_WHAT IS NEEDED_
Skip the pictures, and retype the data below in full, exactly.

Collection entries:
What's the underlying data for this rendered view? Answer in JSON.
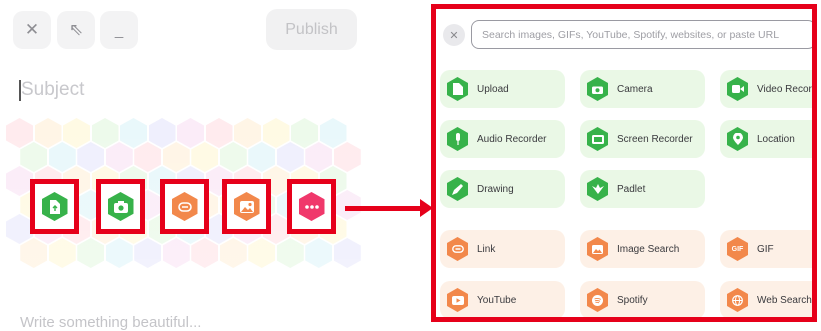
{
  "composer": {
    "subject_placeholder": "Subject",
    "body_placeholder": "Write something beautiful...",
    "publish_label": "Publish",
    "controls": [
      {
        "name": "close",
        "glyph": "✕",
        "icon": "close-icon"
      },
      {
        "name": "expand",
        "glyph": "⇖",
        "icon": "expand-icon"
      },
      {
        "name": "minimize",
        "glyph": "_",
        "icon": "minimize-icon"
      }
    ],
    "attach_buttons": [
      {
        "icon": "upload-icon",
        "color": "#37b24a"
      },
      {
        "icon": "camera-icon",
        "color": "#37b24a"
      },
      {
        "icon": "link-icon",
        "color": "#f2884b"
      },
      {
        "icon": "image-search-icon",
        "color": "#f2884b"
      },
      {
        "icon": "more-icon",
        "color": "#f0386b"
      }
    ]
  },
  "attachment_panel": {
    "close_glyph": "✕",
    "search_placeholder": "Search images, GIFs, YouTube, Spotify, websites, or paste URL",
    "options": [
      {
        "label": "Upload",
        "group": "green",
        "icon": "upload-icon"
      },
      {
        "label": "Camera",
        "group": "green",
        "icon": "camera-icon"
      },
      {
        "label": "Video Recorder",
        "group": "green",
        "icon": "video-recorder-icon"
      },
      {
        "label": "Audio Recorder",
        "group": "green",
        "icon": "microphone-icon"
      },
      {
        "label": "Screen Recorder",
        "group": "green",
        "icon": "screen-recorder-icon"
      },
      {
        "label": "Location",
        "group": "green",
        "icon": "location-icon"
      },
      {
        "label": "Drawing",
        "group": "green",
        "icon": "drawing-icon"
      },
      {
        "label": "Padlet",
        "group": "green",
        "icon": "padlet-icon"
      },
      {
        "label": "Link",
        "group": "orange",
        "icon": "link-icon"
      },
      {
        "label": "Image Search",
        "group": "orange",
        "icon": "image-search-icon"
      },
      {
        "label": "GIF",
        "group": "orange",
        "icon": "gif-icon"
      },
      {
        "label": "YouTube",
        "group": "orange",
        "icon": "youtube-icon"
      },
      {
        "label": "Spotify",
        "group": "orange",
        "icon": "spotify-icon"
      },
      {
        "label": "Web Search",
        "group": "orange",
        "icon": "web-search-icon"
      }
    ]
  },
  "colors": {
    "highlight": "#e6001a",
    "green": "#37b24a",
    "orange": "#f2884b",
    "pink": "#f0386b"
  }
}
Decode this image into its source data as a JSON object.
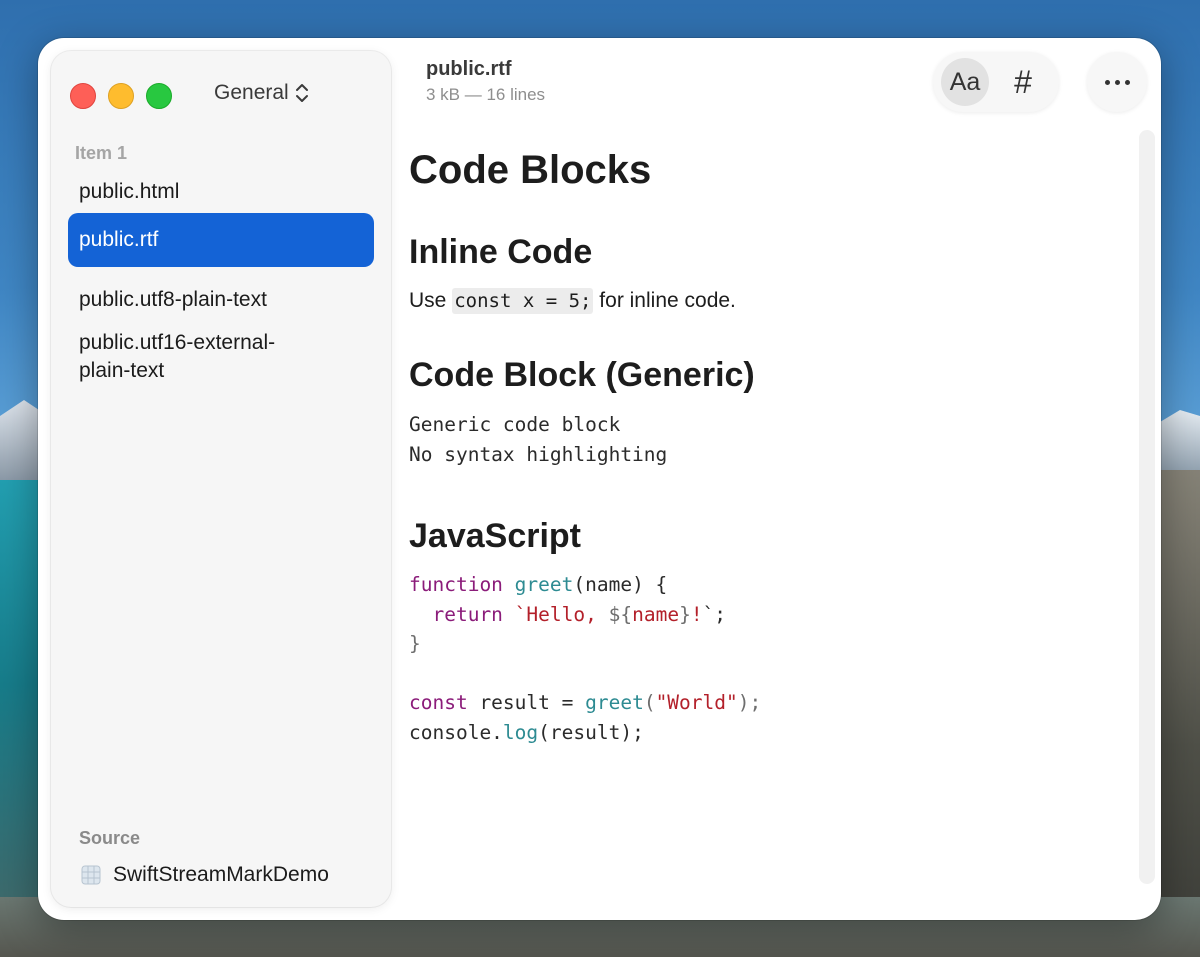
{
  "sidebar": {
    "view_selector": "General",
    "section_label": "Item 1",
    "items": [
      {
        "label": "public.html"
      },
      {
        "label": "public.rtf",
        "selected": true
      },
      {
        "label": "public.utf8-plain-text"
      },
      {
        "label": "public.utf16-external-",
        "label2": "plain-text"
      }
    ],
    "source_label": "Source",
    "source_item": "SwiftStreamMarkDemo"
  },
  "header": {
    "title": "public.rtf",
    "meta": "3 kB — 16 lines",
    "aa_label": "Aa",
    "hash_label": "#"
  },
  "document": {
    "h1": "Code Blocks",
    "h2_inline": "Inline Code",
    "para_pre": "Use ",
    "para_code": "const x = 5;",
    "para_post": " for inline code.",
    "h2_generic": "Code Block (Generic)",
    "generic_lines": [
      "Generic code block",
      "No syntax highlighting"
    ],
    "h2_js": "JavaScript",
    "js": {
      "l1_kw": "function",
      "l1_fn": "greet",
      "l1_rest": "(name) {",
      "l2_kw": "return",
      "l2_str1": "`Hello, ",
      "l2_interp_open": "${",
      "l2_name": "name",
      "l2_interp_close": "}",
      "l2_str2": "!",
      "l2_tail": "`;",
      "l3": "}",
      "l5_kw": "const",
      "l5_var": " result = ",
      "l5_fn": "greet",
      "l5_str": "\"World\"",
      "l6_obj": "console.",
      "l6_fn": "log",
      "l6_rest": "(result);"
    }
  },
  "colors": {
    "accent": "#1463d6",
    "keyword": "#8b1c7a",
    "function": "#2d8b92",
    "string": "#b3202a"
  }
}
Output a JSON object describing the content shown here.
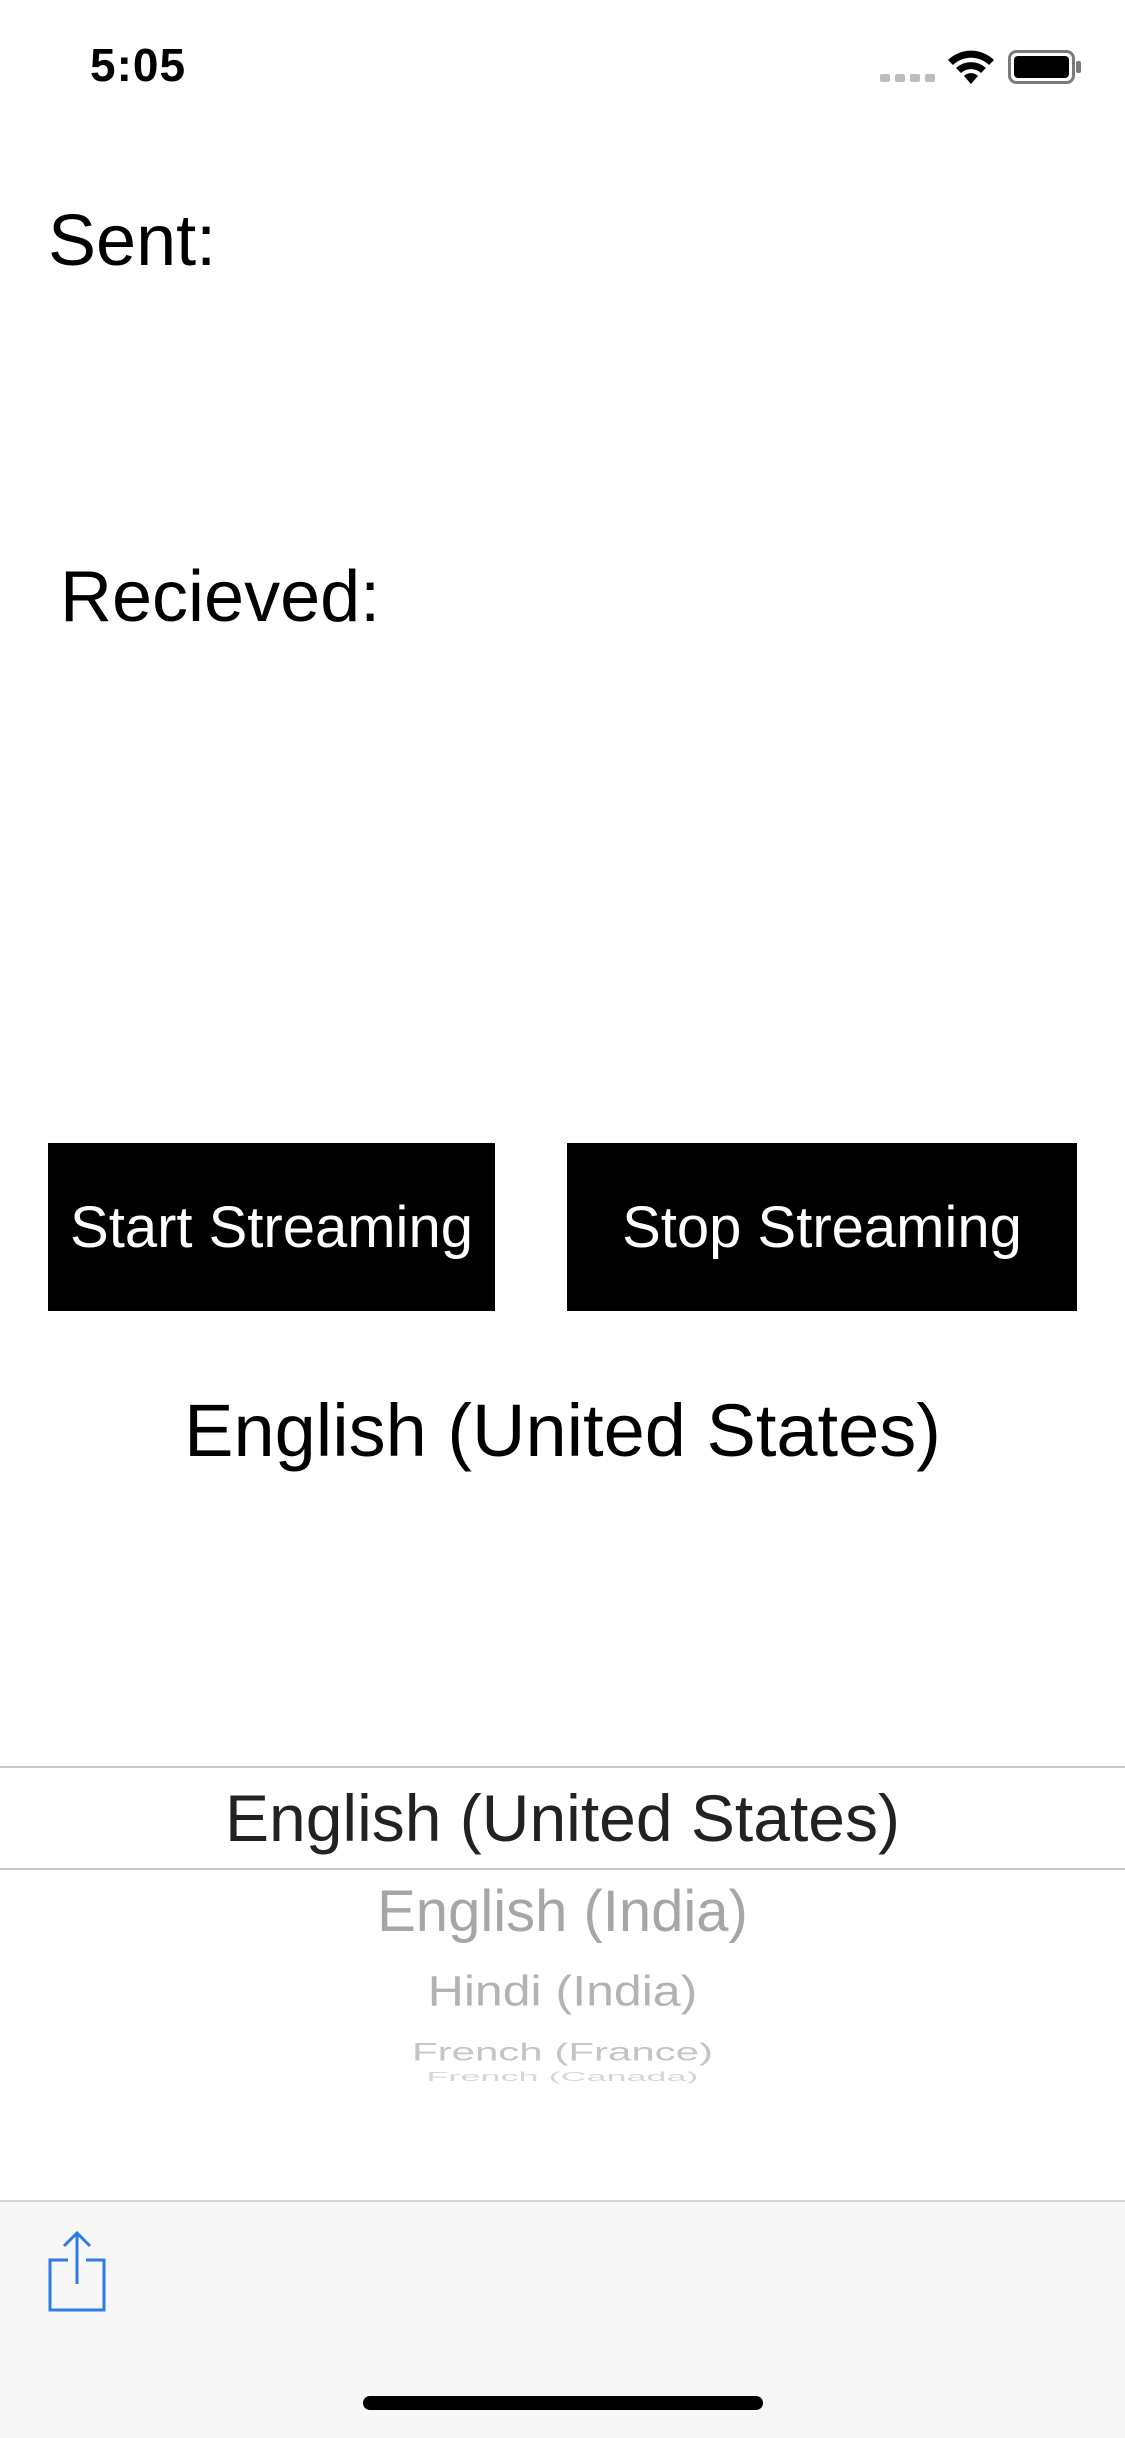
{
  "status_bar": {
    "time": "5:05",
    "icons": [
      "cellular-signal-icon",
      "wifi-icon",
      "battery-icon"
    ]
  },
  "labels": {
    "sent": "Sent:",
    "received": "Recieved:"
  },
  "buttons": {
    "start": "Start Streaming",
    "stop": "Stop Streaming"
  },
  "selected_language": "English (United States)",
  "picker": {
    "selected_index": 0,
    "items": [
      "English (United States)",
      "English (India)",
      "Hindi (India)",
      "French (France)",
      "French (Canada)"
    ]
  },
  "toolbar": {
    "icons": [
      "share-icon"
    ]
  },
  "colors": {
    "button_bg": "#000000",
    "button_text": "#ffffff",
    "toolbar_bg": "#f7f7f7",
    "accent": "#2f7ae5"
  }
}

_PROBLEM SOLUTION_
What's the underlying data for this rendered view? Answer in JSON.
{
  "composer": {
    "subject_placeholder": "Subject",
    "body_placeholder": "Write something beautiful...",
    "publish_label": "Publish",
    "controls": [
      {
        "name": "close",
        "glyph": "✕",
        "icon": "close-icon"
      },
      {
        "name": "expand",
        "glyph": "⇖",
        "icon": "expand-icon"
      },
      {
        "name": "minimize",
        "glyph": "_",
        "icon": "minimize-icon"
      }
    ],
    "attach_buttons": [
      {
        "icon": "upload-icon",
        "color": "#37b24a"
      },
      {
        "icon": "camera-icon",
        "color": "#37b24a"
      },
      {
        "icon": "link-icon",
        "color": "#f2884b"
      },
      {
        "icon": "image-search-icon",
        "color": "#f2884b"
      },
      {
        "icon": "more-icon",
        "color": "#f0386b"
      }
    ]
  },
  "attachment_panel": {
    "close_glyph": "✕",
    "search_placeholder": "Search images, GIFs, YouTube, Spotify, websites, or paste URL",
    "options": [
      {
        "label": "Upload",
        "group": "green",
        "icon": "upload-icon"
      },
      {
        "label": "Camera",
        "group": "green",
        "icon": "camera-icon"
      },
      {
        "label": "Video Recorder",
        "group": "green",
        "icon": "video-recorder-icon"
      },
      {
        "label": "Audio Recorder",
        "group": "green",
        "icon": "microphone-icon"
      },
      {
        "label": "Screen Recorder",
        "group": "green",
        "icon": "screen-recorder-icon"
      },
      {
        "label": "Location",
        "group": "green",
        "icon": "location-icon"
      },
      {
        "label": "Drawing",
        "group": "green",
        "icon": "drawing-icon"
      },
      {
        "label": "Padlet",
        "group": "green",
        "icon": "padlet-icon"
      },
      {
        "label": "Link",
        "group": "orange",
        "icon": "link-icon"
      },
      {
        "label": "Image Search",
        "group": "orange",
        "icon": "image-search-icon"
      },
      {
        "label": "GIF",
        "group": "orange",
        "icon": "gif-icon"
      },
      {
        "label": "YouTube",
        "group": "orange",
        "icon": "youtube-icon"
      },
      {
        "label": "Spotify",
        "group": "orange",
        "icon": "spotify-icon"
      },
      {
        "label": "Web Search",
        "group": "orange",
        "icon": "web-search-icon"
      }
    ]
  },
  "colors": {
    "highlight": "#e6001a",
    "green": "#37b24a",
    "orange": "#f2884b",
    "pink": "#f0386b"
  }
}
Decode this image into its source data as a JSON object.
{
  "sidebar": {
    "view_selector": "General",
    "section_label": "Item 1",
    "items": [
      {
        "label": "public.html"
      },
      {
        "label": "public.rtf",
        "selected": true
      },
      {
        "label": "public.utf8-plain-text"
      },
      {
        "label": "public.utf16-external-",
        "label2": "plain-text"
      }
    ],
    "source_label": "Source",
    "source_item": "SwiftStreamMarkDemo"
  },
  "header": {
    "title": "public.rtf",
    "meta": "3 kB — 16 lines",
    "aa_label": "Aa",
    "hash_label": "#"
  },
  "document": {
    "h1": "Code Blocks",
    "h2_inline": "Inline Code",
    "para_pre": "Use ",
    "para_code": "const x = 5;",
    "para_post": " for inline code.",
    "h2_generic": "Code Block (Generic)",
    "generic_lines": [
      "Generic code block",
      "No syntax highlighting"
    ],
    "h2_js": "JavaScript",
    "js": {
      "l1_kw": "function",
      "l1_fn": "greet",
      "l1_rest": "(name) {",
      "l2_kw": "return",
      "l2_str1": "`Hello, ",
      "l2_interp_open": "${",
      "l2_name": "name",
      "l2_interp_close": "}",
      "l2_str2": "!",
      "l2_tail": "`;",
      "l3": "}",
      "l5_kw": "const",
      "l5_var": " result = ",
      "l5_fn": "greet",
      "l5_str": "\"World\"",
      "l6_obj": "console.",
      "l6_fn": "log",
      "l6_rest": "(result);"
    }
  },
  "colors": {
    "accent": "#1463d6",
    "keyword": "#8b1c7a",
    "function": "#2d8b92",
    "string": "#b3202a"
  }
}
Output a JSON object describing the content shown here.
{
  "status_bar": {
    "time": "5:05",
    "icons": [
      "cellular-signal-icon",
      "wifi-icon",
      "battery-icon"
    ]
  },
  "labels": {
    "sent": "Sent:",
    "received": "Recieved:"
  },
  "buttons": {
    "start": "Start Streaming",
    "stop": "Stop Streaming"
  },
  "selected_language": "English (United States)",
  "picker": {
    "selected_index": 0,
    "items": [
      "English (United States)",
      "English (India)",
      "Hindi (India)",
      "French (France)",
      "French (Canada)"
    ]
  },
  "toolbar": {
    "icons": [
      "share-icon"
    ]
  },
  "colors": {
    "button_bg": "#000000",
    "button_text": "#ffffff",
    "toolbar_bg": "#f7f7f7",
    "accent": "#2f7ae5"
  }
}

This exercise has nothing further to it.